In an effort to teach working artists how better to market their art, the Small Business Administration and the National Endowment for the Arts will jointly launch three business seminars for artists in New York, Chicago and Los Angeles, the two federal agencies announced yesterday.

"It's the first time they are working on a joint venture which will help the artists help themselves, said Joan Mondale, the wife of the vice president, at a luncheon held at Vice President's House to introduce the project. Mondale, who has actively supported the arts community, spearheaded the coordination of this project, according to Livingstone Biddle, NEA chairman. "In schools artists have not been taught survival skills," she said, "and that's what we're interested in with these seminars."

"We will cover all the things we cover with all our businessmen in the seminars," said A. Vernon Weaver, administrator of the Small Business Administration. That will include information on balance sheets, tax statements, cash flow statements, marketing and explanations of the tax structure.

The seminars will draw not only on business people from the Small Business Administration but on art gallery owners and successful artists. The two-day, free seminar in Los Angeles, scheduled to open Sept. 14, will feature artist Bob Beasley, who runs a studio in an airplane hangar.

"He's really figured out how to sell," said Mondale at the luncheon, where coffee was served in demitasse cups handmade by California artist Elizabeth Frazer. "The artists will really listen to him."

Artists will also learn of the availability of long-term loans. "All they have to do is ask," Weaver said.

"This is something the Small Business Administration should have been involved in long ago," he added. "Anyone who makes a product is a businessman."

The cities for the seminars were picked "because that's where the artist are," said Weaver. The $30,000 project is expected to draw 300 to 500 artists to each seminar. If the project is successful, more seminars in other cities will be started. The Small Business Administration expects to turn out a business manual for artists.
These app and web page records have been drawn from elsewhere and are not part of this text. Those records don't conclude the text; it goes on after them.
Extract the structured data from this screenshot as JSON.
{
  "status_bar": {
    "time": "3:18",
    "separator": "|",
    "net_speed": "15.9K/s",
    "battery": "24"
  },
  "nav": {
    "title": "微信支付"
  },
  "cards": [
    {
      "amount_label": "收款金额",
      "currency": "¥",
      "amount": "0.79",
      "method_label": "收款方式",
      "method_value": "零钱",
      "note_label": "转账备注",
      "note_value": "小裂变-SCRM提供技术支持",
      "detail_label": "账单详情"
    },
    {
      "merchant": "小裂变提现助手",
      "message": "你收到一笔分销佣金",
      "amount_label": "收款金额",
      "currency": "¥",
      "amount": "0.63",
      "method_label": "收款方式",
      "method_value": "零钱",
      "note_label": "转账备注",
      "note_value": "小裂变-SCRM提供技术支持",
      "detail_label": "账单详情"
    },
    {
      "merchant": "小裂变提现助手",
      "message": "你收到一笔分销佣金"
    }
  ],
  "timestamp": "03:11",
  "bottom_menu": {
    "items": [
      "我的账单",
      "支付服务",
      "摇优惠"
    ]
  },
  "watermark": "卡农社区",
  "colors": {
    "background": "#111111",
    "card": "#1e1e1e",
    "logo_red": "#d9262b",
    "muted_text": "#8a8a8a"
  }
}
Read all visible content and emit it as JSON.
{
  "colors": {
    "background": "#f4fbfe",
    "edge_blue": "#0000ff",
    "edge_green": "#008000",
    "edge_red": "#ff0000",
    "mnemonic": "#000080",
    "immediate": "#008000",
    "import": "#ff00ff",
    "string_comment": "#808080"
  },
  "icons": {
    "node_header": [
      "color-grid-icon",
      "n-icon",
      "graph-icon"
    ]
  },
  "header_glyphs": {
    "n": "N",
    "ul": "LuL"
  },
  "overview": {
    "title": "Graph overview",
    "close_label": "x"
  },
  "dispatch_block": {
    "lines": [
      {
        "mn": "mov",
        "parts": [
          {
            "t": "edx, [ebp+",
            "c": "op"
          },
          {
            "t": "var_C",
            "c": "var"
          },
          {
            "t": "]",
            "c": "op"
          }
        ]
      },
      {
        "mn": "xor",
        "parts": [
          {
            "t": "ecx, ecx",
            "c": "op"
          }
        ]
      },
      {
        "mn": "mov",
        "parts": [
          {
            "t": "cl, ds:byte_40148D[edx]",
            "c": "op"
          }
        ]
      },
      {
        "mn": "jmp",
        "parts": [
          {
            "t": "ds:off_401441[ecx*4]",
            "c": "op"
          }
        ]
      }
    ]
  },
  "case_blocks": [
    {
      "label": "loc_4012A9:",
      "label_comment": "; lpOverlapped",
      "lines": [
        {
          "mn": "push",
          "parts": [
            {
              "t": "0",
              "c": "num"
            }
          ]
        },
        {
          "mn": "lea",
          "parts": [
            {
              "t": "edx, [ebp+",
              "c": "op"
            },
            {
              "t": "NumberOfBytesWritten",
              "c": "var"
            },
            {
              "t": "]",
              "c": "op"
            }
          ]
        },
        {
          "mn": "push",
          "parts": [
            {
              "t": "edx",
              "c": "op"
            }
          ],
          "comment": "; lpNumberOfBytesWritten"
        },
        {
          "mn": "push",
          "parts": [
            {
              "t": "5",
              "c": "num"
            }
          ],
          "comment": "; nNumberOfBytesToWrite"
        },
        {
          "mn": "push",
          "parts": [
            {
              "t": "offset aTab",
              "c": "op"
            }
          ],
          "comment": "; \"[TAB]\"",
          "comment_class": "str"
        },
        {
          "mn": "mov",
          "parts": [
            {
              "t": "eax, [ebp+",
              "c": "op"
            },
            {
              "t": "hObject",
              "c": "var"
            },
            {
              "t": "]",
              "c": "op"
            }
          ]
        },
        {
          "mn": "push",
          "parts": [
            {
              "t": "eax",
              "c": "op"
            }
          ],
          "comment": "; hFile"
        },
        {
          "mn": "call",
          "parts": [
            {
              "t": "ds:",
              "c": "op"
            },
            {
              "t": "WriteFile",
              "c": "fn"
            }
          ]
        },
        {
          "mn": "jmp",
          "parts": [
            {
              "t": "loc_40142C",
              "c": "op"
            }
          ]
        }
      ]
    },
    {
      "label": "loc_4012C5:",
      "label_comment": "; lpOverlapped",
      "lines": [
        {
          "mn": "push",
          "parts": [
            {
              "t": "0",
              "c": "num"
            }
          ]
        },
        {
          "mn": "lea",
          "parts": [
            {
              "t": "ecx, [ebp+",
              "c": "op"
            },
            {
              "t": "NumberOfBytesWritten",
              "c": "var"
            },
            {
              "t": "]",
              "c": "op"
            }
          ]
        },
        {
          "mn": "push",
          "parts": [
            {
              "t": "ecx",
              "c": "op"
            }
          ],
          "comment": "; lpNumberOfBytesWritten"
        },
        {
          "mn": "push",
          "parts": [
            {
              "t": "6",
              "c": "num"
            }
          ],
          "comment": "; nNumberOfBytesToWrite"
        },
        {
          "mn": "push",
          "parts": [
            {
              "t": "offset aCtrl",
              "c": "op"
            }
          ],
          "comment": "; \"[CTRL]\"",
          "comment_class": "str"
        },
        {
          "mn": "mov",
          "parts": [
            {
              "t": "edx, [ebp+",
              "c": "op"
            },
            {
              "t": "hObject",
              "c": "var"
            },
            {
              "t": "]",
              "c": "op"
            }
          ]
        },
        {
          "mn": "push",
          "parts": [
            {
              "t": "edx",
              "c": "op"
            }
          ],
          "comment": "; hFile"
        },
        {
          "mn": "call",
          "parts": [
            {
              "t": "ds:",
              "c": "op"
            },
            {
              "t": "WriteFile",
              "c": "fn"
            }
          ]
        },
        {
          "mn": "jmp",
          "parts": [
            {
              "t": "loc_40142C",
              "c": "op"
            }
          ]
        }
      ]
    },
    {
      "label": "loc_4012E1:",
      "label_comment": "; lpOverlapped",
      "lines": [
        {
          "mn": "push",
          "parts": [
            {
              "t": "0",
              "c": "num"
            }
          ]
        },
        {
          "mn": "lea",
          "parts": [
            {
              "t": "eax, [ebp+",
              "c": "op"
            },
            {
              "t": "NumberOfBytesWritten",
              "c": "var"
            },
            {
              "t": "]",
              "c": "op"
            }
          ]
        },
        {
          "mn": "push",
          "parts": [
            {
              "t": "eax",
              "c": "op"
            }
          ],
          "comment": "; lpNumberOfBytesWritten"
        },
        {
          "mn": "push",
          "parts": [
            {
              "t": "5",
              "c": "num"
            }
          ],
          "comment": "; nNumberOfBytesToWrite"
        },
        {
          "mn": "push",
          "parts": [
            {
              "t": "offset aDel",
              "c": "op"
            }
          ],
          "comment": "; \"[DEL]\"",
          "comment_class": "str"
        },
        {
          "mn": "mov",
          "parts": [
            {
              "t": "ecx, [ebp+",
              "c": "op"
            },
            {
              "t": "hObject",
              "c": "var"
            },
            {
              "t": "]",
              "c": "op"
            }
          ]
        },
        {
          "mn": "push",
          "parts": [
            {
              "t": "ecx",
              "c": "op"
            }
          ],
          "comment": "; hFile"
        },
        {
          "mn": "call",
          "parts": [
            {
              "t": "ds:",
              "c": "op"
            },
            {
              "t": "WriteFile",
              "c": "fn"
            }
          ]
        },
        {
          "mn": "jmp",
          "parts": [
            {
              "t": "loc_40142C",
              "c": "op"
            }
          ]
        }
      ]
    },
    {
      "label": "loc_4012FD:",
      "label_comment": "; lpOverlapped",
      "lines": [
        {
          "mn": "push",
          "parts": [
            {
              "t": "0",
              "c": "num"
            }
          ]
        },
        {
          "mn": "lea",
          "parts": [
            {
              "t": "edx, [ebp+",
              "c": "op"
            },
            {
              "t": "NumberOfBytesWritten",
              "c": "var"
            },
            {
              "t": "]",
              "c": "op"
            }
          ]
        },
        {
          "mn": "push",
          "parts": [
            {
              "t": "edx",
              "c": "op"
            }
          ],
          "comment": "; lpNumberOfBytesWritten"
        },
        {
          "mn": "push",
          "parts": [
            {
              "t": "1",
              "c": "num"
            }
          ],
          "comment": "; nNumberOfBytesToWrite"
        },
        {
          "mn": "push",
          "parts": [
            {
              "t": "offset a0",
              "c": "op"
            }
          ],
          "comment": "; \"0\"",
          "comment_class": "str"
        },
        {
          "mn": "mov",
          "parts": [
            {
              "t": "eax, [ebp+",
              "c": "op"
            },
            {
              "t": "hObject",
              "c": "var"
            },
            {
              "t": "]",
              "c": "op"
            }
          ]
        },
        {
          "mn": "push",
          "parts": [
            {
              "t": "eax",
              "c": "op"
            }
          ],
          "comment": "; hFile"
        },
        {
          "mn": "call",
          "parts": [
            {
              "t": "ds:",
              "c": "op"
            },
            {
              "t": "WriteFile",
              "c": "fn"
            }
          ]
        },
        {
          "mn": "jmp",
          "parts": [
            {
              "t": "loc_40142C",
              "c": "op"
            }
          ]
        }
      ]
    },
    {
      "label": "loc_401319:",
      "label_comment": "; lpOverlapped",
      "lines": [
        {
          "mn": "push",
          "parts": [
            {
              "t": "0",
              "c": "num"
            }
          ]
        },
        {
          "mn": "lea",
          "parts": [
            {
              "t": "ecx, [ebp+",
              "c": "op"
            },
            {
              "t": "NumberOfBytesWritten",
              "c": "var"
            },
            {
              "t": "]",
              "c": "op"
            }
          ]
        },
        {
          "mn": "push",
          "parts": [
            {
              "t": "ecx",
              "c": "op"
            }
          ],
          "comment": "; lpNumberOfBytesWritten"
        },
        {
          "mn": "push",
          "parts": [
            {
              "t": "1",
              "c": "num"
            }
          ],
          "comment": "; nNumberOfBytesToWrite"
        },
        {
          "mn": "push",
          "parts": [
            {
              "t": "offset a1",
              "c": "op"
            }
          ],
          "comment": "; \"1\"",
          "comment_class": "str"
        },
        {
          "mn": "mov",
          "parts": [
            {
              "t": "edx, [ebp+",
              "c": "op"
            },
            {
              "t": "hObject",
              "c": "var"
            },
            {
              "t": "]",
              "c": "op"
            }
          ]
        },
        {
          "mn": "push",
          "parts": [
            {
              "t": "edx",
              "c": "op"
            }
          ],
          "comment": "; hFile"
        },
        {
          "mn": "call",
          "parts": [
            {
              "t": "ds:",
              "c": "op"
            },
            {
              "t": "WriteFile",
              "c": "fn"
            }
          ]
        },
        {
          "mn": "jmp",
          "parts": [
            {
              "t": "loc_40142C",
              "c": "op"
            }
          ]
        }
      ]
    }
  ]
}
Washington artist Maria deConceicao said she felt many artists would benefit from the seminars. "I have artist friends who come to see how I do my books," said DeConceicao, who learned from her lawyer husband such business procedures as charging sales tax and not accepting cash. "I have a portfolio with photos of my work that I put together. That's a big expense and you can deduct it. Many artists don't even know that."